Although SMUD has tremendous capacity as an electric service provider, they may not be as experienced as other contractors in dealing with PG&E and particularly that utility’s complicated rate setting and billing system.

The future will show whether VCEA’s partnership with SMUD enhances their capacity to develop local programs and resources, and is a model to emulate.

Yolo County Partners with SMUD – A New Model of Community Choice Development?, by Barry Vesser, Center for Climate Protection, October 18, 2017.



Nonprofit Moves Forward on New ‘Net Energy’ Housing in Woodland

For local nonprofit Mutual Housing California, the recent allocation of nearly $10.8 million in tax credits means that the organization can move forward on the positive net energy phase of Mutual Housing at Spring Lake in Woodland.

Like the first phase, the second phase of the community on Farmers Central Road will be built as year-round affordable housing for agricultural workers and their families, according to Dell Richards of Dell Richards Publicity.

The recent funding from California State Treasurer John Chiang’s office is the last piece of the financing puzzle that the Sacramento-based developer has been waiting for.

“Securing funding for affordable housing is extremely challenging,” said Rachel Iskow, Mutual Housing California chief executive officer. “We are relieved that funding has come through and that we can start construction on the positive net energy phase of the community.”

Mutual Housing received $3 million from the U.S. Department of Agriculture and $1.5 million from the city of Woodland for the development.

“Financial commitments from the City of Woodland and the USDA made it possible for us to obtain tax credits in this highly competitive program,” stated Iskow.

Few other rental developments nationwide use solar and achieve zero-net energy, much less positive net energy.

“Positive Net Energy” means that the community will create more energy than it uses through high-efficiency building methods and materials, solar panels, energy-saving appliances and technology in each home as well as resident participation in an energy-saving lifestyle, stated Richards.

Known as Mutual Housing at Spring Lake, the initial 61 apartments and town homes were the first multifamily rental development certified as zero-net energy in the nation by the U.S. Department of Energy.

The development also was the first LEED Platinum-certified homes for multifamily housing in Woodland.

In 2002, Mutual Housing became the first developer to install solar photovoltaic systems at a multi-family rental development in Sacramento County.

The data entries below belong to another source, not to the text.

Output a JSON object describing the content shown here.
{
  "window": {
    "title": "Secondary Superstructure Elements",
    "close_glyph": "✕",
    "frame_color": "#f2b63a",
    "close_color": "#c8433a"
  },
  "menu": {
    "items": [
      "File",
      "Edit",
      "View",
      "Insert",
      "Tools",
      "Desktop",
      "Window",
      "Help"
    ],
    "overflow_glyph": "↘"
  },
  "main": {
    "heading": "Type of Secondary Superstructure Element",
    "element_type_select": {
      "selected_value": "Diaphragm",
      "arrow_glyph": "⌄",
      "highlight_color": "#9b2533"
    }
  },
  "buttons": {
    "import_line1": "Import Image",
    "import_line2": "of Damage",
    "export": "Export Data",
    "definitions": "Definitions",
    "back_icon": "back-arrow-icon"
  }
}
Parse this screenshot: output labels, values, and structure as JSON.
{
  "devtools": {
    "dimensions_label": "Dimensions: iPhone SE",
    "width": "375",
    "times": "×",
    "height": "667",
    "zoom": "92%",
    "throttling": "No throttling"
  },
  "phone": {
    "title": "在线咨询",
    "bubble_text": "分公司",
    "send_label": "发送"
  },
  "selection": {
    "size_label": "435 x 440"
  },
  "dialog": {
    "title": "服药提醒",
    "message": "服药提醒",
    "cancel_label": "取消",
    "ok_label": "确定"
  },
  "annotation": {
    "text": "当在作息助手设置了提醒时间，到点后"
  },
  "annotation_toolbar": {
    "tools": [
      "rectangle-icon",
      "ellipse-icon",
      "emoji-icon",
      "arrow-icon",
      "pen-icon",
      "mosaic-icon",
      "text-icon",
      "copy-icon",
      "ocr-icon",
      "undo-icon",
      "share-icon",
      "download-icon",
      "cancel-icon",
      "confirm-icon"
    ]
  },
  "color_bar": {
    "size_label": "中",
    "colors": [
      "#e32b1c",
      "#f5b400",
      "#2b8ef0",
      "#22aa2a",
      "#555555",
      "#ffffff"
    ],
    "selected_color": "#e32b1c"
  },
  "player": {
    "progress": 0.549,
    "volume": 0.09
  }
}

All of its new developments produce solar energy.

Mutual Housing currently has solar energy on 12 of its 19 communities in Woodland, Sacramento and Davis.

The nonprofit also has used green building techniques while designing and constructing new developments and renovating all older ones.

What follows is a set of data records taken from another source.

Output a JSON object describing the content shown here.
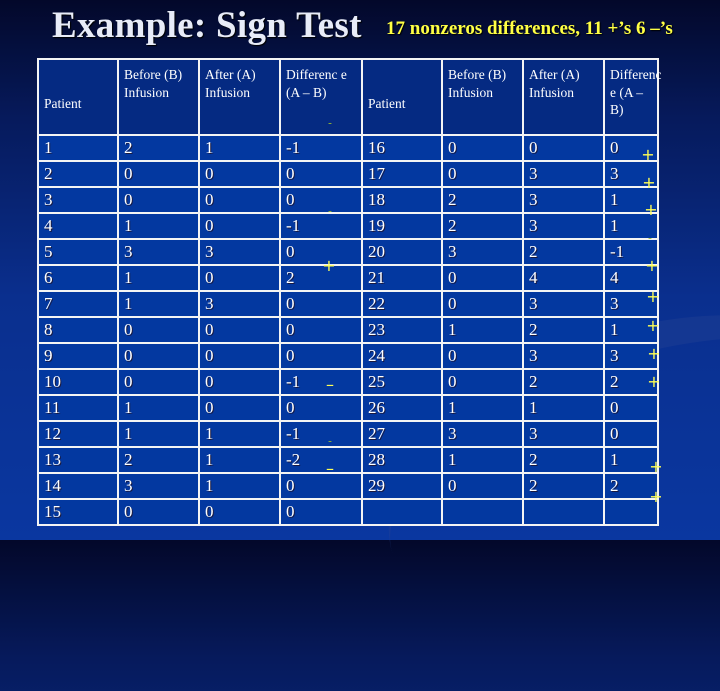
{
  "slide": {
    "title": "Example: Sign Test",
    "subtitle": "17 nonzeros differences, 11 +’s  6 –’s"
  },
  "table_headers": [
    "Patient",
    "Before (B) Infusion",
    "After (A) Infusion",
    "Differenc e (A – B)"
  ],
  "left_table": {
    "headers": [
      "Patient",
      "Before (B) Infusion",
      "After (A) Infusion",
      "Differenc e (A – B)"
    ],
    "rows": [
      [
        "1",
        "2",
        "1",
        "-1"
      ],
      [
        "2",
        "0",
        "0",
        "0"
      ],
      [
        "3",
        "0",
        "0",
        "0"
      ],
      [
        "4",
        "1",
        "0",
        "-1"
      ],
      [
        "5",
        "3",
        "3",
        "0"
      ],
      [
        "6",
        "1",
        "0",
        "2"
      ],
      [
        "7",
        "1",
        "3",
        "0"
      ],
      [
        "8",
        "0",
        "0",
        "0"
      ],
      [
        "9",
        "0",
        "0",
        "0"
      ],
      [
        "10",
        "0",
        "0",
        "-1"
      ],
      [
        "11",
        "1",
        "0",
        "0"
      ],
      [
        "12",
        "1",
        "1",
        "-1"
      ],
      [
        "13",
        "2",
        "1",
        "-2"
      ],
      [
        "14",
        "3",
        "1",
        "0"
      ],
      [
        "15",
        "0",
        "0",
        "0"
      ]
    ]
  },
  "right_table": {
    "headers": [
      "Patient",
      "Before (B) Infusion",
      "After (A) Infusion",
      "Differenc e (A – B)"
    ],
    "rows": [
      [
        "16",
        "0",
        "0",
        "0"
      ],
      [
        "17",
        "0",
        "3",
        "3"
      ],
      [
        "18",
        "2",
        "3",
        "1"
      ],
      [
        "19",
        "2",
        "3",
        "1"
      ],
      [
        "20",
        "3",
        "2",
        "-1"
      ],
      [
        "21",
        "0",
        "4",
        "4"
      ],
      [
        "22",
        "0",
        "3",
        "3"
      ],
      [
        "23",
        "1",
        "2",
        "1"
      ],
      [
        "24",
        "0",
        "3",
        "3"
      ],
      [
        "25",
        "0",
        "2",
        "2"
      ],
      [
        "26",
        "1",
        "1",
        "0"
      ],
      [
        "27",
        "3",
        "3",
        "0"
      ],
      [
        "28",
        "1",
        "2",
        "1"
      ],
      [
        "29",
        "0",
        "2",
        "2"
      ],
      [
        "",
        "",
        "",
        ""
      ]
    ]
  },
  "sign_marks": {
    "left": [
      {
        "symbol": "-",
        "dim": true
      },
      {
        "symbol": "-",
        "dim": true
      },
      {
        "symbol": "+",
        "dim": false
      },
      {
        "symbol": "–",
        "dim": false
      },
      {
        "symbol": "-",
        "dim": true
      },
      {
        "symbol": "–",
        "dim": false
      }
    ],
    "right": [
      {
        "symbol": "+",
        "dim": false
      },
      {
        "symbol": "+",
        "dim": false
      },
      {
        "symbol": "+",
        "dim": false
      },
      {
        "symbol": "-",
        "dim": true
      },
      {
        "symbol": "+",
        "dim": false
      },
      {
        "symbol": "+",
        "dim": false
      },
      {
        "symbol": "+",
        "dim": false
      },
      {
        "symbol": "+",
        "dim": false
      },
      {
        "symbol": "+",
        "dim": false
      },
      {
        "symbol": "+",
        "dim": false
      },
      {
        "symbol": "+",
        "dim": false
      }
    ]
  },
  "colors": {
    "title": "#e8ecf8",
    "subtitle": "#ffff44",
    "cell_bg": "#0338a0",
    "grid_line": "#f4f4f4",
    "sign_mark": "#ffff55"
  }
}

In the process, they have tested and worked with new technology as part of the sustainable vision that is the core of its mission, Richards stated.

Construction on the second phase of Mutual Housing at Spring Lake should start early next year and be completed by early 2019.

Founded in 1988, Mutual Housing California develops, operates and advocates for sustainable housing for the diversity of the region’s households.

A member of NeighborWorks America — a congressionally chartered nonprofit organization that supports community development nationwide — Mutual Housing has more than 3,200 residents, nearly half of whom are children.

Nonprofit Moves Forward on New ‘Net Energy’ Housing in Woodland, by Democrat staff, Woodland Daily Democrat, October 5, 2017.